His legacy will form around three words — “whatever it takes” — but as President Mario Draghi prepares to leave the helm of the European Central Bank (ECB), questions are emerging about the success of the policy tools he helped to implement. “Ironically, the end of Draghi’s presidency coincides with a time of growing skepticism about the effectiveness of monetary policy and growing calls for a more active role for fiscal policy,” Silvia Dall’Angelo, senior economist at Hermes Investments, told CNBC via email.
Draghi is ending his eight-year term at the ECB at the end of the month. However, his decisions of late have triggered a rare division within the central bank. The ECB has struggled to achieve its main task — ensuring an inflation level of “close but below 2% over the medium-term” in the wake of the sovereign debt crisis of 2011. At the same time, the increased economic challenges, such as the trade war, Brexit and weaker manufacturing data, have heaped further pressure on the central bank to act. This culminated in a fresh round of stimulus measures in September, which included a new round of government bond purchases.

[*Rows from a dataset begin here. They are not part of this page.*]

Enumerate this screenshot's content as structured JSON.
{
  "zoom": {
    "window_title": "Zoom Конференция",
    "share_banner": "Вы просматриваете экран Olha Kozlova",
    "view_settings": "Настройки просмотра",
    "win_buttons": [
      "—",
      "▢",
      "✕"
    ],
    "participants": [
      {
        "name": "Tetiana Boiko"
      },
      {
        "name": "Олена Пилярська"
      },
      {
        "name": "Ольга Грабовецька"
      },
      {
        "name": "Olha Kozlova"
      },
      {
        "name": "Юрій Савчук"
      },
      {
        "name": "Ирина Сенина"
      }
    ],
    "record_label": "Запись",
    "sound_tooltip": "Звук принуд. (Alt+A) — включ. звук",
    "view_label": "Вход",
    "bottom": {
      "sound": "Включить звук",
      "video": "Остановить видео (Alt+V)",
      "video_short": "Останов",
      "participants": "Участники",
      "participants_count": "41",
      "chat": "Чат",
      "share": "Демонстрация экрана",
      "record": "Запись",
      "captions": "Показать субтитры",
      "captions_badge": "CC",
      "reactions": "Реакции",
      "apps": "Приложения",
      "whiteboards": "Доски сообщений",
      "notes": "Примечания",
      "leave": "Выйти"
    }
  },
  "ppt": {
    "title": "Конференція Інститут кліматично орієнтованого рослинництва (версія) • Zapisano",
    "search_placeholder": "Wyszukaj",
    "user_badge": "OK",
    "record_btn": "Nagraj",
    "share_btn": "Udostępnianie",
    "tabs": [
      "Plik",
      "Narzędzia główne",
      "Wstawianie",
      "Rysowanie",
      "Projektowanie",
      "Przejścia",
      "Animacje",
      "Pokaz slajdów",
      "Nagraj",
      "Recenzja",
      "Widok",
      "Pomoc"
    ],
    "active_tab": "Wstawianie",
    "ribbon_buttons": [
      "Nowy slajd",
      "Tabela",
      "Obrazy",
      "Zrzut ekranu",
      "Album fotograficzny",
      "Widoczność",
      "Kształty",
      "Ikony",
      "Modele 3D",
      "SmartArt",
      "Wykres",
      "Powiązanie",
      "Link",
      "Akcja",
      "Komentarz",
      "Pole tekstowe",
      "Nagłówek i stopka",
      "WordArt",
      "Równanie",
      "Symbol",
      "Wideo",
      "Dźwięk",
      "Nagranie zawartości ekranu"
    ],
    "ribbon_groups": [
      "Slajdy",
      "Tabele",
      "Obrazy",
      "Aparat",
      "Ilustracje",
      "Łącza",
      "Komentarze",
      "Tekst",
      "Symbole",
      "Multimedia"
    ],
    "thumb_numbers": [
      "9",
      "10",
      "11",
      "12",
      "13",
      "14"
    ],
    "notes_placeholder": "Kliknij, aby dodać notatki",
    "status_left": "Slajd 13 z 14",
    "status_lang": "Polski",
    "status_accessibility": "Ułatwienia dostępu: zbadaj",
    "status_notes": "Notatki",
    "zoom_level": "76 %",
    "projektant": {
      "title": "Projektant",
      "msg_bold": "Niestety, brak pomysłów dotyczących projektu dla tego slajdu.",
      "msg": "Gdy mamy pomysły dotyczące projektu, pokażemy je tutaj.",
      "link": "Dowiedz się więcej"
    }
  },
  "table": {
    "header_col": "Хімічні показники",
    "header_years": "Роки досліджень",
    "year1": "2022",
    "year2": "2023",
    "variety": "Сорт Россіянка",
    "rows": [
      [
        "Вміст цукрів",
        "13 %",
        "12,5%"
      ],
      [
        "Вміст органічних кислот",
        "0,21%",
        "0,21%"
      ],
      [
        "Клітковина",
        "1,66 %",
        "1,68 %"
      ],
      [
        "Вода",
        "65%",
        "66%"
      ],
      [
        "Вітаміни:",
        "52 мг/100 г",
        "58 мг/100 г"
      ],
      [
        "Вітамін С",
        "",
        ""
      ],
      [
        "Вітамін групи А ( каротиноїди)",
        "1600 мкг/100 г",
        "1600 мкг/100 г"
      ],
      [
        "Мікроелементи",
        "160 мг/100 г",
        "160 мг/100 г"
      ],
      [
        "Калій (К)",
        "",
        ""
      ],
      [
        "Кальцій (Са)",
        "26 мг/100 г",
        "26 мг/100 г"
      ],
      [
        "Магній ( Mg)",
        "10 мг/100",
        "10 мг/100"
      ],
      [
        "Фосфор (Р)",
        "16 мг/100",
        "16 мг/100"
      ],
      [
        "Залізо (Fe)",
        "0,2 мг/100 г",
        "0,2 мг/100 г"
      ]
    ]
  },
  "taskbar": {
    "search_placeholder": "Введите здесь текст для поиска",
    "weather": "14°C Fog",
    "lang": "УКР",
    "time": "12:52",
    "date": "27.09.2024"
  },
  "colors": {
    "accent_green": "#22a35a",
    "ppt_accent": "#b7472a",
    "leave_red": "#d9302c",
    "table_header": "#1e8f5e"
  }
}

This brought “serious divisions within the ECB,” Florian Hense, euro zone economist at Berenberg bank, said in a note regarding the stimulus package. “For ECB policy to be effective, Christine Lagarde will have to calm the debate and bridge the gaps when she starts her new job as ECB president in November,” Hense said about Draghi’s successor. Members of the central bank have expressed worries about the effectiveness of the policy measures as well as their scale. This has also been a concern among some economists, who question the benefits of ultra-loose monetary policy.